WWhen viewed from above, the Ain al-Sahara looks like a massive impact crater located in the middle of the Sahara Desert in Mauritania. Stretching 50 km This crater is 30 miles in diameter, consists of a series of regular undulations, and is actually entirely land.
These are amazing old ones Geological The formation was used in the 1960s by Gemini astronauts as a landmark. Geologists first The Ain Al Sahara, also known as the Rishat Structure, is believed to be a massive impact crater. However, additional studies of the sedimentary rocks that make up the central dome have dated the formation to the late Proterozoic Era, between 1 billion and 542 million years ago.
It’s worth noting that some still believe the structure is actually the remains of the lost city of Atlantis, as its circular shape is said to resemble the Earth described by Plato – but we’re not enjoying that here.
The structure was likely actually formed by a process called “folding”, creating what is called a symmetrical anticline. Folding occurs when tectonic forces acting from both sides press down on sedimentary rocks. If the rocks are cold and brittle they can break, but if they are warm enough, they will become folds. Upward folds are called anticlines, while downward folds are called synclines.
However, in a 2014 paper published in the Journal of African Geosciences, researchers proposed a completely different explanation for the eye’s formation. The presence of volcanic rocks is said to indicate evidence of molten rock being pushed to the surface, causing the dome shape, before it eroded into the rings we see today. The paper suggested that the separation of the supercontinent Pangea may have played a role in these volcanic formations and tectonic shifts.
The structure consists of a mixture of sedimentary and igneous rocks. Erosion across the surface of the structure exposes fine-grained rhyolite and coarsely crystalline gabbro rocks that have undergone hydrothermal alteration. The types of rocks across the rings erode at different speeds, creating different colored patterns across the surface. Large, sharp-angled fragments of sedimentary rock called megabreccia add to the colorful, swirling irregularities that make up the formation.
The center of the dome contains a shelf of limestone and dolomite with kilometer-wide breccia, ring dikes, and alkaline volcanic rocks. The eye’s complex geological structure has puzzled and intrigued geologists since its discovery, and it is still widely considered one of the most impressive geological features in the world. As such, in 2022 it became one of the first 100 geoheritage sites recognized by the International Union of Geological Sciences (IUGS).

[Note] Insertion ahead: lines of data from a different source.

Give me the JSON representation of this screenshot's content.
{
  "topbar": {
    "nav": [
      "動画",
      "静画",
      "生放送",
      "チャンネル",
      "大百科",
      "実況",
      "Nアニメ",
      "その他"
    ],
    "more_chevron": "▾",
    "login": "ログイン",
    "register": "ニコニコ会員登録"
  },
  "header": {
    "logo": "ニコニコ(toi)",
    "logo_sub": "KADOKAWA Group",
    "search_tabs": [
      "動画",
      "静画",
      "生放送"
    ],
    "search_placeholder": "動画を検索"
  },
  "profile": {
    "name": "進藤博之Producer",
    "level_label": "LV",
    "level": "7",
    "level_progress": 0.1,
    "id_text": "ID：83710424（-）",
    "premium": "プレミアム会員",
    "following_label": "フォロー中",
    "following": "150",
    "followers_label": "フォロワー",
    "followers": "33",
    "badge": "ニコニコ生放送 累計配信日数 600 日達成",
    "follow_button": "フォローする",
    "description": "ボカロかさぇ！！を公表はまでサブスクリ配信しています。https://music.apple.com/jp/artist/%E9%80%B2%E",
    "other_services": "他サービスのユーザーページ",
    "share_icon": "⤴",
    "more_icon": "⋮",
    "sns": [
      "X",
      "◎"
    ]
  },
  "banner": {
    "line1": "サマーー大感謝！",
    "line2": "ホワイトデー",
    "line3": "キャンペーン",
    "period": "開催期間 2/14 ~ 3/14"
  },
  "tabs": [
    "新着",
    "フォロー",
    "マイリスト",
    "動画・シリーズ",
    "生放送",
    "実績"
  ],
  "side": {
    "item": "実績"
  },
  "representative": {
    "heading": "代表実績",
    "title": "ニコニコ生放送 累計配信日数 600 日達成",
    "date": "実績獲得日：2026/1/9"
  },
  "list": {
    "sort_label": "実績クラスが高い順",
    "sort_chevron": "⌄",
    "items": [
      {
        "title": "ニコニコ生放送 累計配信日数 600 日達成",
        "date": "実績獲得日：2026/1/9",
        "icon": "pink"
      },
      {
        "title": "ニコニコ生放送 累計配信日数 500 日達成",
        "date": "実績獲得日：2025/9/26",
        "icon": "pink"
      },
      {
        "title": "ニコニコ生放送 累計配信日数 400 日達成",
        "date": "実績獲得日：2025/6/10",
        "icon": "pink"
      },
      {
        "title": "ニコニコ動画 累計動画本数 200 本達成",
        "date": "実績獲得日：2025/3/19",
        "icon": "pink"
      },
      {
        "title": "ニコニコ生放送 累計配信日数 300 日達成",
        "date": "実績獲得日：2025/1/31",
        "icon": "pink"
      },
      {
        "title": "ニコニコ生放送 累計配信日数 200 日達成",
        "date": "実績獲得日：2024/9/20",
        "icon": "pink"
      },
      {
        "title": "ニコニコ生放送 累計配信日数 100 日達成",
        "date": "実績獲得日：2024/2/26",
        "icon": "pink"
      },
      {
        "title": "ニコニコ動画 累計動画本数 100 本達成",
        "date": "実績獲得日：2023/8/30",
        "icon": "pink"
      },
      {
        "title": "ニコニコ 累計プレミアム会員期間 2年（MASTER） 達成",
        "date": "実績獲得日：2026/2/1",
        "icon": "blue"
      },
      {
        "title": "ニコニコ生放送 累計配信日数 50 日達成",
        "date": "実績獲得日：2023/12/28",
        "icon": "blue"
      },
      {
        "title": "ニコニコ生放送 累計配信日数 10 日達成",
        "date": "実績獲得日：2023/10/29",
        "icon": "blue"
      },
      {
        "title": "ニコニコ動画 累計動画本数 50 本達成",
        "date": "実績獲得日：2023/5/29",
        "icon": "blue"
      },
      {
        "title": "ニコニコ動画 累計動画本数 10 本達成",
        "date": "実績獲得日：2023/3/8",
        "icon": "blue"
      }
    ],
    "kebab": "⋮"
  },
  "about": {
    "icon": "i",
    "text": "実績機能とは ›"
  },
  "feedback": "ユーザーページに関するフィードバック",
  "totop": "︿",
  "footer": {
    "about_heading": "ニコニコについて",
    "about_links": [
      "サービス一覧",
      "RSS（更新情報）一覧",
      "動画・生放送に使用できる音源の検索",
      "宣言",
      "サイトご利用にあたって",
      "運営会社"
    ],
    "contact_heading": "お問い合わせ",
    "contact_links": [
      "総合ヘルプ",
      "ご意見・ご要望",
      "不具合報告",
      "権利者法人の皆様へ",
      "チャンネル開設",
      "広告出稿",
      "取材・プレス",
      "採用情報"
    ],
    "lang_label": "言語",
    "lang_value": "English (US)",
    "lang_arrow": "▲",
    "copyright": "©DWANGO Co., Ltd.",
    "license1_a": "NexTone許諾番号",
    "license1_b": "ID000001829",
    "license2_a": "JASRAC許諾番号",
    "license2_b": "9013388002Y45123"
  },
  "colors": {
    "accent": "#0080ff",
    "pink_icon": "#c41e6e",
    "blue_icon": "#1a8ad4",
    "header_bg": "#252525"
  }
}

Due to its vast size, the Eye of the Sahara is best viewed from great heights (preferably space), so we will now have to rely on satellite images to enjoy all its glory.
A previous version of this article was published in January 2023.